I often tell people that of all the things they can do, increasing their daily fibre intake is probably one of the most important (and magical). A diet low in fibre can result in loose stool and diarrhea, slow digestion and constipation. Fibre is responsible for making a meal more satiating (in other words, helps you feel full sooner and longer), balancing blood sugars, lowering cholesterol, decreasing the risk of colon cancer and cardiovascular disease, aiding in weight loss and improving digestion. See…magical!
There are 2 types of fibre:
Insoluble fibre which is found in the skins of vegetables and fruit and the bran portion of whole grains. Insoluble fibre helps promote regularity and a healthy digestive system.
Soluble fibre can be found in some vegetables, fruit, grains and legumes such as dried beans and peas. Soluble fibre can help slow the digestion of food.
This is the type of fibre which can have the most beneficial health effects. Everyone should aim for approximately 10 grams per day.
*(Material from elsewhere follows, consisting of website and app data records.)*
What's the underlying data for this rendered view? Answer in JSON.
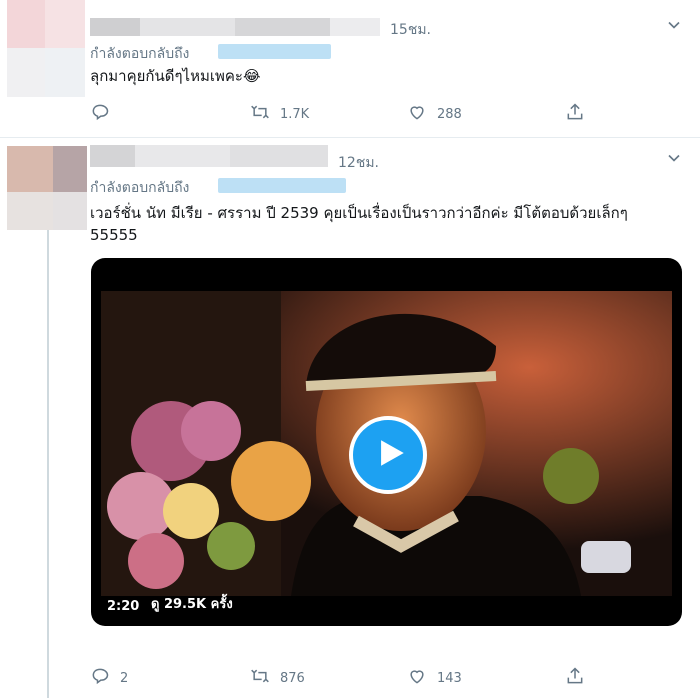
{
  "tweets": [
    {
      "time": "15ชม.",
      "reply_prefix": "กำลังตอบกลับถึง",
      "text": "ลุกมาคุยกันดีๆไหมเพคะ😂",
      "reply_count": "",
      "retweet_count": "1.7K",
      "like_count": "288",
      "icons": [
        "reply-icon",
        "retweet-icon",
        "like-icon",
        "share-icon",
        "chevron-down-icon"
      ]
    },
    {
      "time": "12ชม.",
      "reply_prefix": "กำลังตอบกลับถึง",
      "text_line1": "เวอร์ชั่น นัท มีเรีย - ศรราม ปี 2539 คุยเป็นเรื่องเป็นราวกว่าอีกค่ะ มีโต้ตอบด้วยเล็กๆ",
      "text_line2": "55555",
      "video": {
        "duration": "2:20",
        "views_label": "ดู 29.5K ครั้ง",
        "play_icon": "play-icon"
      },
      "reply_count": "2",
      "retweet_count": "876",
      "like_count": "143",
      "icons": [
        "reply-icon",
        "retweet-icon",
        "like-icon",
        "share-icon",
        "chevron-down-icon"
      ]
    }
  ],
  "colors": {
    "accent": "#1da1f2",
    "secondary_text": "#657786",
    "divider": "#e6ecf0"
  }
}
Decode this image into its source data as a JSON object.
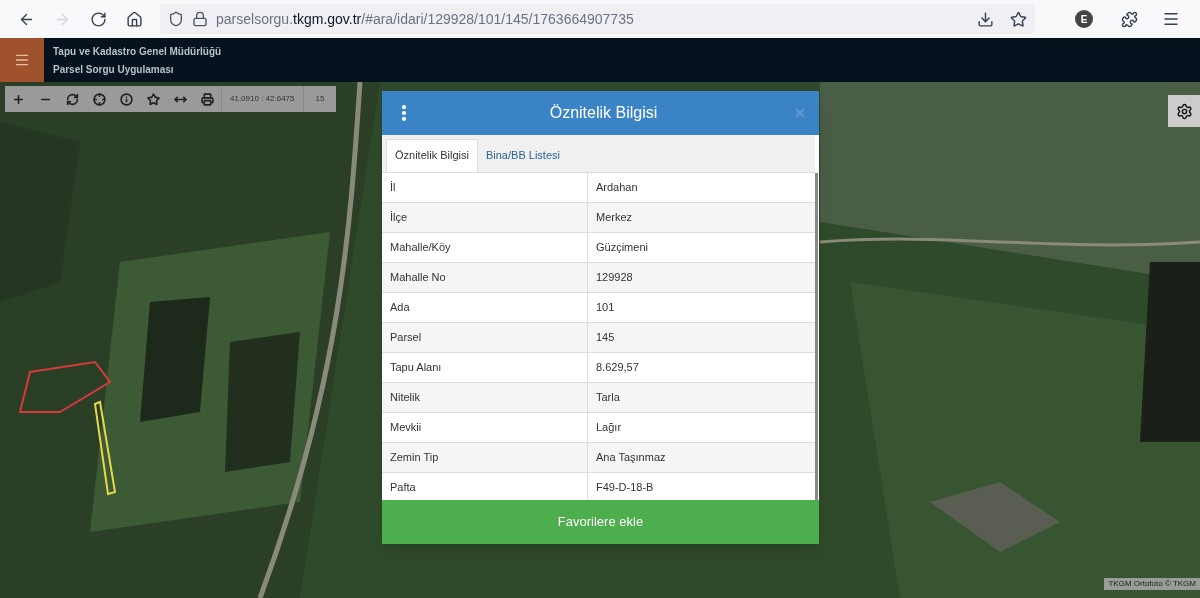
{
  "browser": {
    "nav": [
      {
        "kind": "back",
        "disabled": false
      },
      {
        "kind": "forward",
        "disabled": true
      },
      {
        "kind": "reload",
        "disabled": false
      },
      {
        "kind": "home",
        "disabled": false
      }
    ],
    "url": "parselsorgu.**tkgm.gov.tr**/#ara/idari/129928/101/145/1763664907735",
    "profile": "E"
  },
  "header": {
    "title": "Tapu ve Kadastro Genel Müdürlüğü",
    "subtitle": "Parsel Sorgu Uygulaması"
  },
  "map_toolbar": {
    "tools": [
      {
        "kind": "zoom-in"
      },
      {
        "kind": "zoom-out"
      },
      {
        "kind": "refresh"
      },
      {
        "kind": "locate"
      },
      {
        "kind": "info"
      },
      {
        "kind": "favorite"
      },
      {
        "kind": "measure"
      },
      {
        "kind": "print"
      }
    ],
    "coordinates": "41.0910 : 42.6475",
    "zoom": "15"
  },
  "attribution": "TKGM Ortofoto © TKGM",
  "dialog": {
    "title": "Öznitelik Bilgisi",
    "tabs": [
      {
        "label": "Öznitelik Bilgisi",
        "selected": true
      },
      {
        "label": "Bina/BB Listesi",
        "selected": false
      }
    ],
    "rows": [
      {
        "label": "İl",
        "value": "Ardahan"
      },
      {
        "label": "İlçe",
        "value": "Merkez"
      },
      {
        "label": "Mahalle/Köy",
        "value": "Güzçimeni"
      },
      {
        "label": "Mahalle No",
        "value": "129928"
      },
      {
        "label": "Ada",
        "value": "101"
      },
      {
        "label": "Parsel",
        "value": "145"
      },
      {
        "label": "Tapu Alanı",
        "value": "8.629,57"
      },
      {
        "label": "Nitelik",
        "value": "Tarla"
      },
      {
        "label": "Mevkii",
        "value": "Lağır"
      },
      {
        "label": "Zemin Tip",
        "value": "Ana Taşınmaz"
      },
      {
        "label": "Pafta",
        "value": "F49-D-18-B"
      }
    ],
    "action": "Favorilere ekle"
  }
}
This amount has been shown to lower blood cholesterol, control blood glucose levels, reduce some symptoms of IBS and manage diarrhea or loose stools.
How much should I have?
Men and women should aim for 21-38 grams of total fibre daily.
What do I look for on the label?
When you pick up a loaf of bread or a boxed product you need to check the label for ‘whole grain’. Some ‘brown bread’ is actually colored using molasses and is in fact no higher in fibre content than your average white bread. Another word to look for is ‘enriched’. If a product is enriched it means that all of the nutrients have been stripped and then added back to this product. Whole grains contain the bran and the germ which is where all of the nutrients and fibre are located. During processing these layers are removed. The last thing to look for is the word ‘inulin’. This is a naturally occurring fibre in some vegetables but if you’ve seen it in packed foods then it has been added during the enriching process and is not normally found in that product. While inulin does add fibre to products it is highly fermentable in our guts which means it can cause excess bloating and gas.
The moral of this story? It is better to choose foods in their natural and whole forms as often as possible.
Ways to incorporate more fibre into your diet…
-choosing whole grain breads and cereals more often
-having fruits and vegetables with each meal (1 serving of fruit with breakfast, lunch and as desert, 1 cup or 2 servings of vegetables with lunch and supper)
-incorporating beans and legumes into your diet at least twice per week (black beans, kidney beans, chick peas, lima beans, pinto beans, etc)
-add ground flaxseed, chia seeds or hemp hearts to foods you are already eating to increase their fibre content
- 1 Tbsp of ground flaxseed or chia seeds or both to morning yogurt, cereal or rolled oats
- 1 Tbsp of ground flaxseed or chia seeds and 1 Tbsp of hemp hearts to smoothies
- 1/4 cup of ground flax added to chili or sauces such as spaghetti sauce
- replace 1/4 amount of flour in baking with ground flaxseed
- sprinkle ground flaxseed over pizza, casserole or lasagna before adding cheese
**increase fibre intake slowly and insure that you are drinking an adequate amount of fluids to decrease chances of bloating, gas or diarrhea